The current LULUCF negotiations cause ECO to reflect on a question asked by some Parties with all seriousness: should a country be excused from accounting LULUCF debits from its national forest as long as it remains a sink? Isn’t it wrong to penalize a country as long as its forest is still removing CO2 from the atmosphere, and therefore helping to mitigate climate change? Should we only assign LULUCF debits from forest management after the value of the forests sink becomes zero and it becomes a net source of greenhouse gases to the atmosphere?’ The answer to these questions must be no.
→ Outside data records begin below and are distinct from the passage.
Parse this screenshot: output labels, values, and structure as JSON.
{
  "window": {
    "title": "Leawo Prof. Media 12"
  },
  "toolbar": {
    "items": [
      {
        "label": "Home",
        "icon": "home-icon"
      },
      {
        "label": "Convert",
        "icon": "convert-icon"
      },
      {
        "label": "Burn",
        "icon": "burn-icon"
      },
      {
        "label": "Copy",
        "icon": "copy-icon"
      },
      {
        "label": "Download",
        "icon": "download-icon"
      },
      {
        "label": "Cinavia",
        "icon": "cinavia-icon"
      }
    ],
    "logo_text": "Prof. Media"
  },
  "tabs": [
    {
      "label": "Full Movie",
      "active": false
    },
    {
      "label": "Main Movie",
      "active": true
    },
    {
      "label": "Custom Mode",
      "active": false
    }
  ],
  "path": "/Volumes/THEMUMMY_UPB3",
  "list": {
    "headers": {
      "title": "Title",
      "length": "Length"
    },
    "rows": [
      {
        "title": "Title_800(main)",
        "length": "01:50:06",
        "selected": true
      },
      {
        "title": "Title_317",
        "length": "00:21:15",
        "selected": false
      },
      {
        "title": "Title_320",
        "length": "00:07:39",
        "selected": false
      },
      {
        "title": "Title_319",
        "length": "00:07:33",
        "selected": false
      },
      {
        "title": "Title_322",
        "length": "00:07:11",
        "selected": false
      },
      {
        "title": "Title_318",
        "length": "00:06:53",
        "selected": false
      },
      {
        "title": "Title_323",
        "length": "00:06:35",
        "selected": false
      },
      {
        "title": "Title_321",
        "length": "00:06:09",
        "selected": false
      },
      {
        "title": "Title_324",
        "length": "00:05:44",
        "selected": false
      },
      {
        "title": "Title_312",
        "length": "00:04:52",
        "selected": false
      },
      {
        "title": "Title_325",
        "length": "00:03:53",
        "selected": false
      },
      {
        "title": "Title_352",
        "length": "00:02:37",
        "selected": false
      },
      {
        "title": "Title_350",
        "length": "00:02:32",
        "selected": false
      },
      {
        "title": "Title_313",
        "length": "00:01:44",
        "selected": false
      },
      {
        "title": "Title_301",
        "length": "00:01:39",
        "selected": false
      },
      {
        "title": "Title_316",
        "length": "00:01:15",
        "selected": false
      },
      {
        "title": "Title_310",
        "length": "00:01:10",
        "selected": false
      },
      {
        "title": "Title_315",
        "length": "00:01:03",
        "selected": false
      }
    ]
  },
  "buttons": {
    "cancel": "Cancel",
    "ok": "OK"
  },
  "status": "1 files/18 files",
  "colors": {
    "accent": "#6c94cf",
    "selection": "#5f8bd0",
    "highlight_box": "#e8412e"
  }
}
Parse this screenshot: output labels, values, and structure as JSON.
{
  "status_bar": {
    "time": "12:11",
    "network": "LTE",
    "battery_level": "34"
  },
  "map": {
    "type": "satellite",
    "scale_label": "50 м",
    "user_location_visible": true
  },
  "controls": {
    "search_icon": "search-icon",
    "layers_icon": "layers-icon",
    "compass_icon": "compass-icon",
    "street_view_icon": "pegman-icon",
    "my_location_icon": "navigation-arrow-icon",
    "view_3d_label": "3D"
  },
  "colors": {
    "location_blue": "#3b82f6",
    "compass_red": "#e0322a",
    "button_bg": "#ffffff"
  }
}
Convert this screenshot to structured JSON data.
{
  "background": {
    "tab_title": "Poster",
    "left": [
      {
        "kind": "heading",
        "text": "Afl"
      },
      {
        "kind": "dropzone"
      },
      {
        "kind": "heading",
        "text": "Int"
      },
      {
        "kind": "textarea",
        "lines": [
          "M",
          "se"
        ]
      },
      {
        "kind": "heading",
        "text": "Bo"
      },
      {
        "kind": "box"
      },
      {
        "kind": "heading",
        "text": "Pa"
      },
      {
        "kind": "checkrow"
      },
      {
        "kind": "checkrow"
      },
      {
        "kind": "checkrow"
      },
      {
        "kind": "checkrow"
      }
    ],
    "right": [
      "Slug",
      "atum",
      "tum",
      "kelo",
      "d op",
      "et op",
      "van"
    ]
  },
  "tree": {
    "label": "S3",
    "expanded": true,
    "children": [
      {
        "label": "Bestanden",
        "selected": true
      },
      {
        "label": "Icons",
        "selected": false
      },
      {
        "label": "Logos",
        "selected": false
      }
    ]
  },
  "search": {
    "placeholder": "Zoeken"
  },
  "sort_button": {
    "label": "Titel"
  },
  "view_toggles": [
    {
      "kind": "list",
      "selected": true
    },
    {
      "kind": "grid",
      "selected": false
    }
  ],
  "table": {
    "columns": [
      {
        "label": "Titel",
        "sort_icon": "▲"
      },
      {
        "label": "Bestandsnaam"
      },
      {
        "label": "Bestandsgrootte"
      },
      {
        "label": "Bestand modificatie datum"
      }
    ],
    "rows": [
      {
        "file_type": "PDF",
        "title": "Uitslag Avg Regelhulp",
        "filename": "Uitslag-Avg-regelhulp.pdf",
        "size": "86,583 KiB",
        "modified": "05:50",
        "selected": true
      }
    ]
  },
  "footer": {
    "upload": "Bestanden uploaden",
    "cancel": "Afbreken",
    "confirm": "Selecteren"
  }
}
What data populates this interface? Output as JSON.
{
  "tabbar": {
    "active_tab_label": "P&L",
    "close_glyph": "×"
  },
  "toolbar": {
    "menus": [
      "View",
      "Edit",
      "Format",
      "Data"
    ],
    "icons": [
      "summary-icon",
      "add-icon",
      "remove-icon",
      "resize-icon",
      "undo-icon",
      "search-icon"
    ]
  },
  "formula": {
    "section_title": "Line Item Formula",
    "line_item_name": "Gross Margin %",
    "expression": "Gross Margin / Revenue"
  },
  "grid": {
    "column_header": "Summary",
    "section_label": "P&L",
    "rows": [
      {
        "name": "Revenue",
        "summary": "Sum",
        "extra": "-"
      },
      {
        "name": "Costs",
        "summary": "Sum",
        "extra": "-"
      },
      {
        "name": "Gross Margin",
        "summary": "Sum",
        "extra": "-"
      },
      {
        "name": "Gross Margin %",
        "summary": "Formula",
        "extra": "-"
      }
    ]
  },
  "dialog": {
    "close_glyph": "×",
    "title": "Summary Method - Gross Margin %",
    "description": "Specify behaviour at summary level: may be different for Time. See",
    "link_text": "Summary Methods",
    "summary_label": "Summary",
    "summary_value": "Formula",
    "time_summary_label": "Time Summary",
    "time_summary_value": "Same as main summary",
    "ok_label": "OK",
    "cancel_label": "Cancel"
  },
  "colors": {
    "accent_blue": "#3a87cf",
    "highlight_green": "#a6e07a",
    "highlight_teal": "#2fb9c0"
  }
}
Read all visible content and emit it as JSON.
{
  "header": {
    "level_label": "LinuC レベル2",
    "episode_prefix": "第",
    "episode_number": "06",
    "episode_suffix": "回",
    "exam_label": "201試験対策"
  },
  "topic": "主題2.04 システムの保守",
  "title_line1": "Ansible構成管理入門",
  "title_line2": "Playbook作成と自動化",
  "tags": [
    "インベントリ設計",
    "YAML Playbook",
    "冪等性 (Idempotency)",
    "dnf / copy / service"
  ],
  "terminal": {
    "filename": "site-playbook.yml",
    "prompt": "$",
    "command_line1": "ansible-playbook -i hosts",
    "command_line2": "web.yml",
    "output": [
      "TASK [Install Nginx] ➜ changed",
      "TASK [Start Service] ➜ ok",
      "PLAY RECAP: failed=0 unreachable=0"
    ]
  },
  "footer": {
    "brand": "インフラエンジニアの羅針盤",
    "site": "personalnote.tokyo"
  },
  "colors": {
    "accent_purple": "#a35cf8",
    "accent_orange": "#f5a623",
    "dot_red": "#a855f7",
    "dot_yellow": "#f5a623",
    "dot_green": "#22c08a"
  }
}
The issue is not whether a national forest is removing CO2 from the atmosphere, but how much. Forests currently represent a large global sink, helping reduce the impact of fossil fuel emissions. A decline in the size of that sink would be of great concern.Eco did an analysis: what would be the effect if all Annex 1 Parties were allowed to reduce their forest sink to zero without accruing any LULUCF debits? The result speaks for itself: 2.4 billion tons of CO2e in lost sequestration without even a blip in any Party’s account; 2.4 billion tons of CO2e that represent a net emission if not compensated by greater emission reductions elsewhere; 2.4 billion tons of CO2e in lost sequestration that would be hidden behind a newly proposed LULUCF accounting rule called “the band from zero to the bar.”